=== INFORMATION PROVIDED ===

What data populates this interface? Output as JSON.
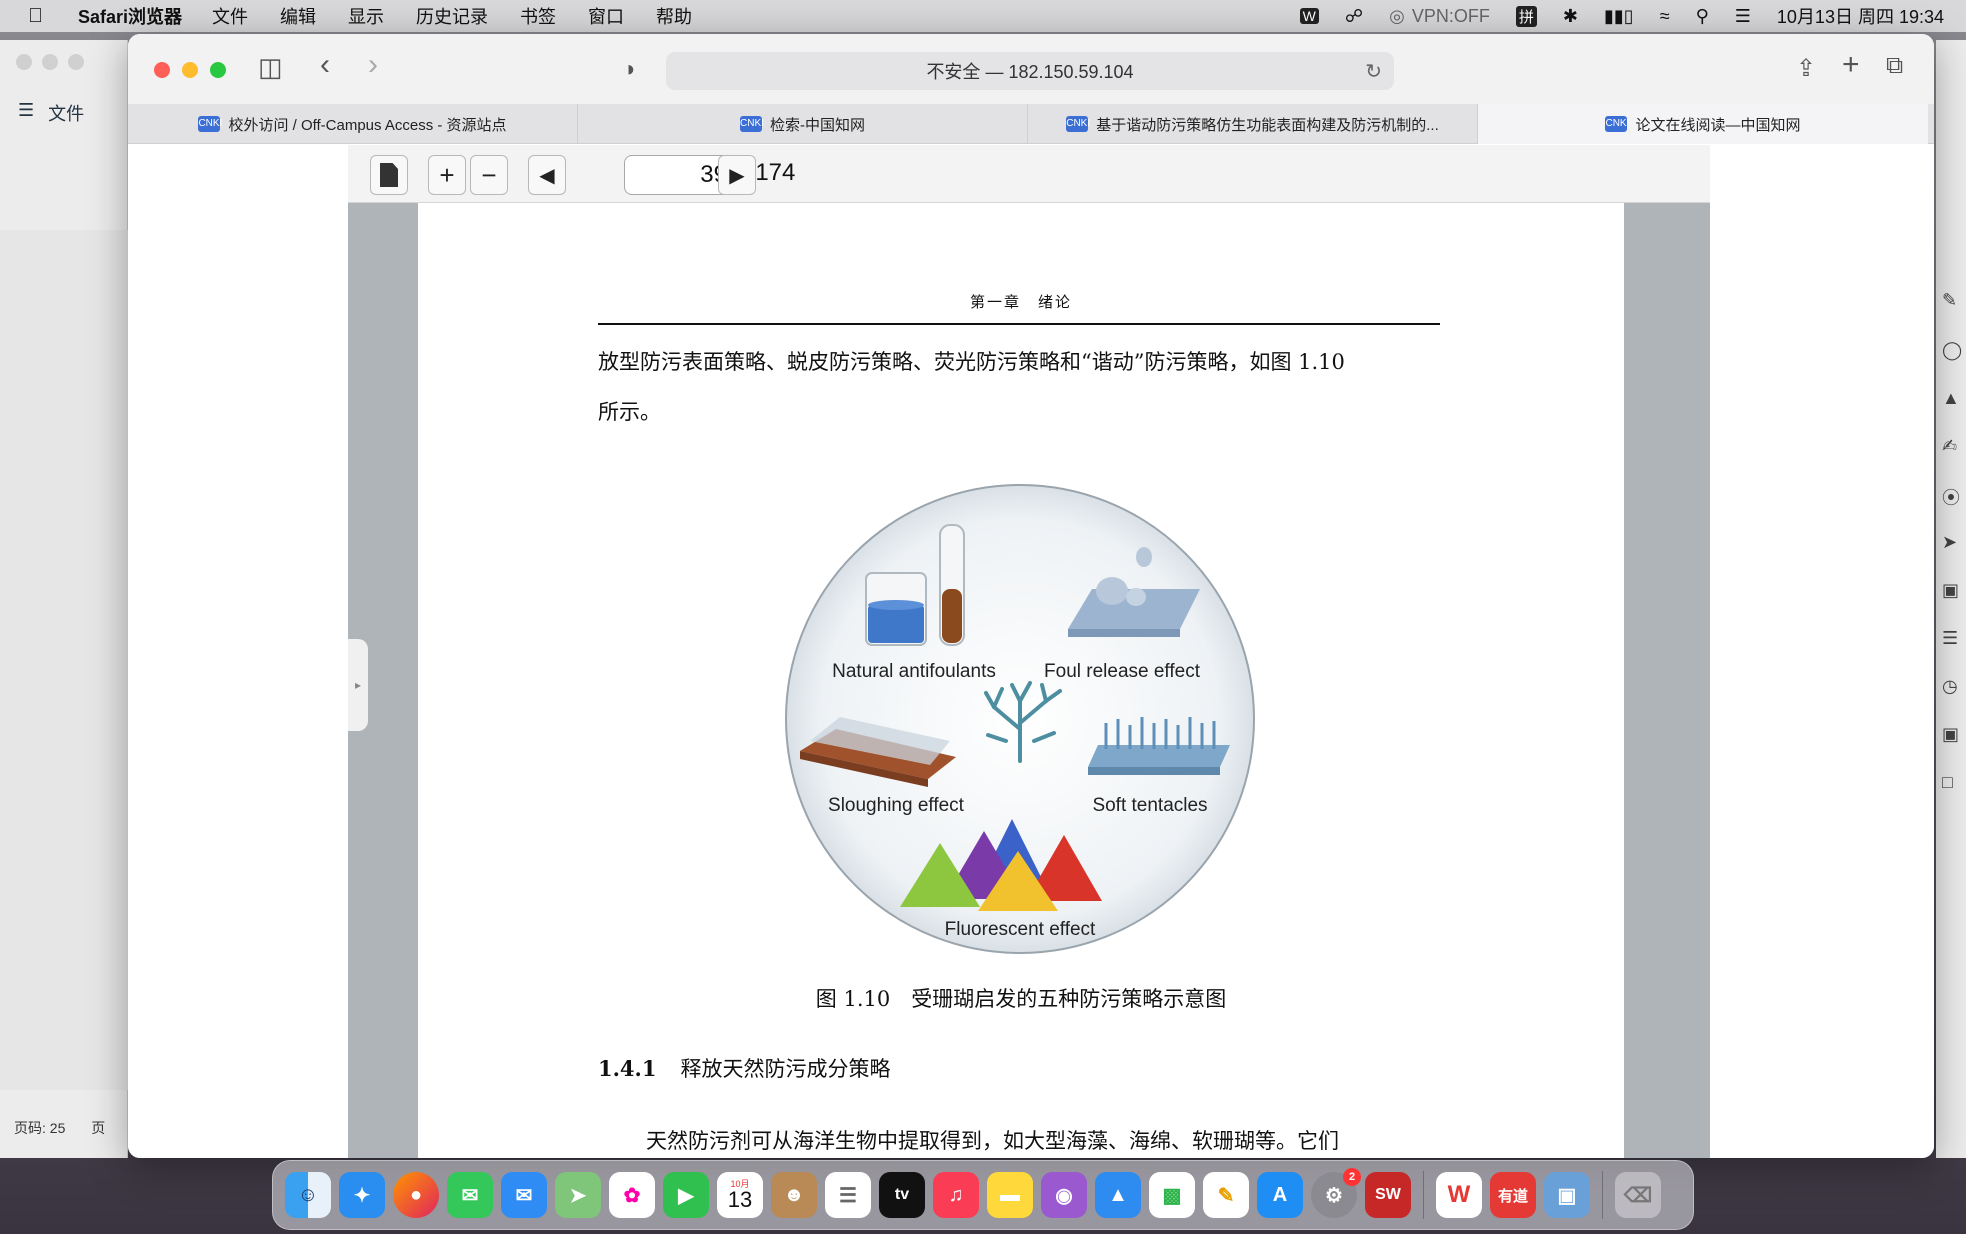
{
  "menubar": {
    "app_name": "Safari浏览器",
    "items": [
      "文件",
      "编辑",
      "显示",
      "历史记录",
      "书签",
      "窗口",
      "帮助"
    ],
    "status": {
      "vpn": "VPN:OFF",
      "ime": "拼",
      "datetime": "10月13日 周四  19:34"
    }
  },
  "background_window": {
    "file_label": "文件",
    "page_count_label": "页码: 25",
    "page_label_cut": "页"
  },
  "safari": {
    "address": "不安全 — 182.150.59.104",
    "tabs": [
      {
        "label": "校外访问 / Off-Campus Access - 资源站点",
        "active": false
      },
      {
        "label": "检索-中国知网",
        "active": false
      },
      {
        "label": "基于谐动防污策略仿生功能表面构建及防污机制的...",
        "active": false
      },
      {
        "label": "论文在线阅读—中国知网",
        "active": true
      }
    ],
    "favicon_text": "CNKI"
  },
  "pdf_viewer": {
    "current_page": "39",
    "total_pages": "/ 174",
    "page": {
      "running_head": "第一章　绪论",
      "body_line1": "放型防污表面策略、蜕皮防污策略、荧光防污策略和“谐动”防污策略，如图 1.10",
      "body_line2": "所示。",
      "figure_labels": {
        "natural": "Natural antifoulants",
        "foul_release": "Foul release effect",
        "sloughing": "Sloughing effect",
        "soft": "Soft tentacles",
        "fluorescent": "Fluorescent  effect"
      },
      "caption": "图 1.10　受珊瑚启发的五种防污策略示意图",
      "section_number": "1.4.1",
      "section_title": "释放天然防污成分策略",
      "next_paragraph": "天然防污剂可从海洋生物中提取得到，如大型海藻、海绵、软珊瑚等。它们"
    }
  },
  "dock": {
    "calendar_month": "10月",
    "calendar_day": "13",
    "tv_label": "tv",
    "wps_label": "W",
    "youdao_label": "有道",
    "sw_label": "SW",
    "settings_badge": "2"
  }
}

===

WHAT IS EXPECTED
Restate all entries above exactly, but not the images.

EXERCISE SOLUTION
What data populates this interface? Output as JSON.
{
  "menubar": {
    "app_name": "Safari浏览器",
    "items": [
      "文件",
      "编辑",
      "显示",
      "历史记录",
      "书签",
      "窗口",
      "帮助"
    ],
    "status": {
      "vpn": "VPN:OFF",
      "ime": "拼",
      "datetime": "10月13日 周四  19:34"
    }
  },
  "background_window": {
    "file_label": "文件",
    "page_count_label": "页码: 25",
    "page_label_cut": "页"
  },
  "safari": {
    "address": "不安全 — 182.150.59.104",
    "tabs": [
      {
        "label": "校外访问 / Off-Campus Access - 资源站点",
        "active": false
      },
      {
        "label": "检索-中国知网",
        "active": false
      },
      {
        "label": "基于谐动防污策略仿生功能表面构建及防污机制的...",
        "active": false
      },
      {
        "label": "论文在线阅读—中国知网",
        "active": true
      }
    ],
    "favicon_text": "CNKI"
  },
  "pdf_viewer": {
    "current_page": "39",
    "total_pages": "/ 174",
    "page": {
      "running_head": "第一章　绪论",
      "body_line1": "放型防污表面策略、蜕皮防污策略、荧光防污策略和“谐动”防污策略，如图 1.10",
      "body_line2": "所示。",
      "figure_labels": {
        "natural": "Natural antifoulants",
        "foul_release": "Foul release effect",
        "sloughing": "Sloughing effect",
        "soft": "Soft tentacles",
        "fluorescent": "Fluorescent  effect"
      },
      "caption": "图 1.10　受珊瑚启发的五种防污策略示意图",
      "section_number": "1.4.1",
      "section_title": "释放天然防污成分策略",
      "next_paragraph": "天然防污剂可从海洋生物中提取得到，如大型海藻、海绵、软珊瑚等。它们"
    }
  },
  "dock": {
    "calendar_month": "10月",
    "calendar_day": "13",
    "tv_label": "tv",
    "wps_label": "W",
    "youdao_label": "有道",
    "sw_label": "SW",
    "settings_badge": "2"
  }
}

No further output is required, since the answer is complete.